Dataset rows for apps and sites

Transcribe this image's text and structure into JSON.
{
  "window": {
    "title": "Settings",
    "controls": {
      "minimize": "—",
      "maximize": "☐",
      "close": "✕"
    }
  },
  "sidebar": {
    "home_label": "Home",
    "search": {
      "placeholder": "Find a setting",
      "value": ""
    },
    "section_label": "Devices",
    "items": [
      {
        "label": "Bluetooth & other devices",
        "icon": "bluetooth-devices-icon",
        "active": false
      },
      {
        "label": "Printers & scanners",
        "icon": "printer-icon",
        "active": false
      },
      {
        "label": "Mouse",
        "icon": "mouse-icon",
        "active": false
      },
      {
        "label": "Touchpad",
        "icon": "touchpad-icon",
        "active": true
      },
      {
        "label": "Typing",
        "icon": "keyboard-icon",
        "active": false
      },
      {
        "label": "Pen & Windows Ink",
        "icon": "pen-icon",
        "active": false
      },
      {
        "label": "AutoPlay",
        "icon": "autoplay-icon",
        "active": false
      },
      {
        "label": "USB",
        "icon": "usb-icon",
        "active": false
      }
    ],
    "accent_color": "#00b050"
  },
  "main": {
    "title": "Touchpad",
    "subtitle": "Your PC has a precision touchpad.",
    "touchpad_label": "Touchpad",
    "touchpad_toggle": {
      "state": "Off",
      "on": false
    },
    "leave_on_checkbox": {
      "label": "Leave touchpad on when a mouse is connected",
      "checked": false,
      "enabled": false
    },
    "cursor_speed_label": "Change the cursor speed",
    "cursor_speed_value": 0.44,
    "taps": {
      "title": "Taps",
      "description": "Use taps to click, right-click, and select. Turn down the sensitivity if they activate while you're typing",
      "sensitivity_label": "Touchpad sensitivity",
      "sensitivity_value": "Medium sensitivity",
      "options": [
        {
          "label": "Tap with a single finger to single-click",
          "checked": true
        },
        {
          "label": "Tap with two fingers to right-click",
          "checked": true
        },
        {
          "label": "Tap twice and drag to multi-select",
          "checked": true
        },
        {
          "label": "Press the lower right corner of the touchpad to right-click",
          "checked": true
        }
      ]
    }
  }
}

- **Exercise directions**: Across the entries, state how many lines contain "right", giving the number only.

- **Written answer**: 3